*** GIVEN DATA ***

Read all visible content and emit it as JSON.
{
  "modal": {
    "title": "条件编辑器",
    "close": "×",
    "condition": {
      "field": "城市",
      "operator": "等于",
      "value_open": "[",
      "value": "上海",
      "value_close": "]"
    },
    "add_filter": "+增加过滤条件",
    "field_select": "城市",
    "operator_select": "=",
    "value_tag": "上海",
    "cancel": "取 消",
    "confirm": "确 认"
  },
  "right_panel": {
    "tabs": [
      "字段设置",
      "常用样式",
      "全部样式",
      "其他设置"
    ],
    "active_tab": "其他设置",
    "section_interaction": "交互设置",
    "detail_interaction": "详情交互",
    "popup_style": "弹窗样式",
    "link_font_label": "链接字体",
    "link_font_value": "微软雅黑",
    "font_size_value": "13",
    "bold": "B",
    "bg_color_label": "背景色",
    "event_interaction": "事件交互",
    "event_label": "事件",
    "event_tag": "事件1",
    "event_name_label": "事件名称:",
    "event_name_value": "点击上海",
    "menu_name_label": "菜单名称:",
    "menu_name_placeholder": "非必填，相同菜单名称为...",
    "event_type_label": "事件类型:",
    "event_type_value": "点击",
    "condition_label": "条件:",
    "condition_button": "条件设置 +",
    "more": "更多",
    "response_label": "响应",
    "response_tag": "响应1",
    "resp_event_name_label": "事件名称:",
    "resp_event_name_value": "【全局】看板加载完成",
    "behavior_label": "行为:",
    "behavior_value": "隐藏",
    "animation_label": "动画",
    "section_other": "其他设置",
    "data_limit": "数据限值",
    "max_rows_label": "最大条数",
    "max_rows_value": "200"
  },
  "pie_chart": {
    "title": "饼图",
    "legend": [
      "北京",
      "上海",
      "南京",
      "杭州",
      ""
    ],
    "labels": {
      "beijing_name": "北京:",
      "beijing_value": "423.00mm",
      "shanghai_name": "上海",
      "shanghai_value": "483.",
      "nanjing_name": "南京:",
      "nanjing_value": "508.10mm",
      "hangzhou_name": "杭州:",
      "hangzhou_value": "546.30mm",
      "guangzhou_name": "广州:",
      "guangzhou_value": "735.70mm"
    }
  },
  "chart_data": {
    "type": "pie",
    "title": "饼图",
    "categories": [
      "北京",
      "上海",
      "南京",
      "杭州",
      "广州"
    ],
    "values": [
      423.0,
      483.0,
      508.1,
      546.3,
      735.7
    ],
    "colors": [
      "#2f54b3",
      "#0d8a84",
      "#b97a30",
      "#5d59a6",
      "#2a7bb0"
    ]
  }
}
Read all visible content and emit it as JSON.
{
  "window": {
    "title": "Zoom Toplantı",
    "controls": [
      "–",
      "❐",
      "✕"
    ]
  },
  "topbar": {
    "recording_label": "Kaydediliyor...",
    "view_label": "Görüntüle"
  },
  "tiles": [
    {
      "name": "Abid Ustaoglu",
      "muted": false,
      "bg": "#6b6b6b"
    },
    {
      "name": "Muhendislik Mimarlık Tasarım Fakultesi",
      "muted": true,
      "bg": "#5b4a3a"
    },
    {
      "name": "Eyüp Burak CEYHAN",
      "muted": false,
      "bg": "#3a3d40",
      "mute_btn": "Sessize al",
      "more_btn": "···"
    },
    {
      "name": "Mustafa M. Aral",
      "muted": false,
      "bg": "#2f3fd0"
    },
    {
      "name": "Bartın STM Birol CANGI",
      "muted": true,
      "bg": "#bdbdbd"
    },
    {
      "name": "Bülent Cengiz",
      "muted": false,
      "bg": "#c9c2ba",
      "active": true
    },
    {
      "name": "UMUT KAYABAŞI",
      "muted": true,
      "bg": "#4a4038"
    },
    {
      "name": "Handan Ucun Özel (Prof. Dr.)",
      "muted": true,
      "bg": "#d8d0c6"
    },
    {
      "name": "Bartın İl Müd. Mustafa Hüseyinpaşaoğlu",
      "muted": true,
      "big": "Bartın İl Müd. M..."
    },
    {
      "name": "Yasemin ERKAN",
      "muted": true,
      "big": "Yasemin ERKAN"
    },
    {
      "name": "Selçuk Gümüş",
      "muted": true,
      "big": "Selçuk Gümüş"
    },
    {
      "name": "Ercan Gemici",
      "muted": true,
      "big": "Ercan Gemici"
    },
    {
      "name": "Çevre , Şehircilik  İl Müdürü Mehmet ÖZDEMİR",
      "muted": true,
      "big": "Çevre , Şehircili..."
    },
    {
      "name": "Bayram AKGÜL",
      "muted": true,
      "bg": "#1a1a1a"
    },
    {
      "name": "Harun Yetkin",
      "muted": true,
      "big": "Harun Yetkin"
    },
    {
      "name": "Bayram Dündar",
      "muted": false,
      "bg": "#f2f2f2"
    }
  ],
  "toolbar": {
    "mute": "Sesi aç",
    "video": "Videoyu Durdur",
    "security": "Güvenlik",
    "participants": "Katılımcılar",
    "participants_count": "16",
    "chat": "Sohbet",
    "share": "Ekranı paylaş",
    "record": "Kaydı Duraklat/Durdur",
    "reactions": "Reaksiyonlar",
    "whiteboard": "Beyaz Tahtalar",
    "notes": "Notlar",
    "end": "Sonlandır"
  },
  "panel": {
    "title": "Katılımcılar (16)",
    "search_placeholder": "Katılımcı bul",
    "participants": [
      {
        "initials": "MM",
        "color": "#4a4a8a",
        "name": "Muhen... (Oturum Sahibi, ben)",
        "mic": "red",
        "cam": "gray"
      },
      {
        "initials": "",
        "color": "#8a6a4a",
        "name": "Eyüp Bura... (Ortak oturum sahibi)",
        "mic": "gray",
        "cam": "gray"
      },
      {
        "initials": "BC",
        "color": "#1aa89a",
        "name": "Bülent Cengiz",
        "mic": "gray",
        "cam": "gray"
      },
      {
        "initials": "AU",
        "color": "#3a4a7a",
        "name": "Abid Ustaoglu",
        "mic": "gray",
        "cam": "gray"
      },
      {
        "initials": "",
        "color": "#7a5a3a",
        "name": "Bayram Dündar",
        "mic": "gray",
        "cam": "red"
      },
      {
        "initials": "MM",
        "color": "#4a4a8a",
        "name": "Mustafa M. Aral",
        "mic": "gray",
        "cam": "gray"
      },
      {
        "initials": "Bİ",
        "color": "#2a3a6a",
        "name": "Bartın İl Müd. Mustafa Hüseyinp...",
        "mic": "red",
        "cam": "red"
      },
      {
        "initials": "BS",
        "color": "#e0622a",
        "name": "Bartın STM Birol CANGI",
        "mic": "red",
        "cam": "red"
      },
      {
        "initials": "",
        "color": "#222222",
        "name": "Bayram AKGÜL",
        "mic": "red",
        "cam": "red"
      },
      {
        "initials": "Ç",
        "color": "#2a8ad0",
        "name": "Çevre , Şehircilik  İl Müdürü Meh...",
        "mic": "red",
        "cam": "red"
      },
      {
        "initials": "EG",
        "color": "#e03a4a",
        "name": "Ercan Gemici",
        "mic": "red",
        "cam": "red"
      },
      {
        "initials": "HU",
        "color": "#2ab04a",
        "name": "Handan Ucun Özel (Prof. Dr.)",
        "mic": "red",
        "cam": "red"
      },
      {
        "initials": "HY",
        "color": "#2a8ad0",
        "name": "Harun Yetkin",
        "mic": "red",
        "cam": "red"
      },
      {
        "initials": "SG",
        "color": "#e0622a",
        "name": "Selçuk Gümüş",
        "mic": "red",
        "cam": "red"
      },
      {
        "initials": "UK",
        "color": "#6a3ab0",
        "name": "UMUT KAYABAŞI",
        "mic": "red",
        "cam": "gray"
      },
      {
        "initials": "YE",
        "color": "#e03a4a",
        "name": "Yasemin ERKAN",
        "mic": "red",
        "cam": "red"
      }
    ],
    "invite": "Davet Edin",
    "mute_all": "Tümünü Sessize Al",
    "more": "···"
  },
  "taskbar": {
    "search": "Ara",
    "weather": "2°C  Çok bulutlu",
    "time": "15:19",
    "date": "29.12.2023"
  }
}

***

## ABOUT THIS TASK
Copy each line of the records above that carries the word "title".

## EXERCISE RESPONSE
    "title": "条件编辑器",
    "title": "饼图",
    "title": "饼图",
    "title": "Zoom Toplantı",
    "title": "Katılımcılar (16)",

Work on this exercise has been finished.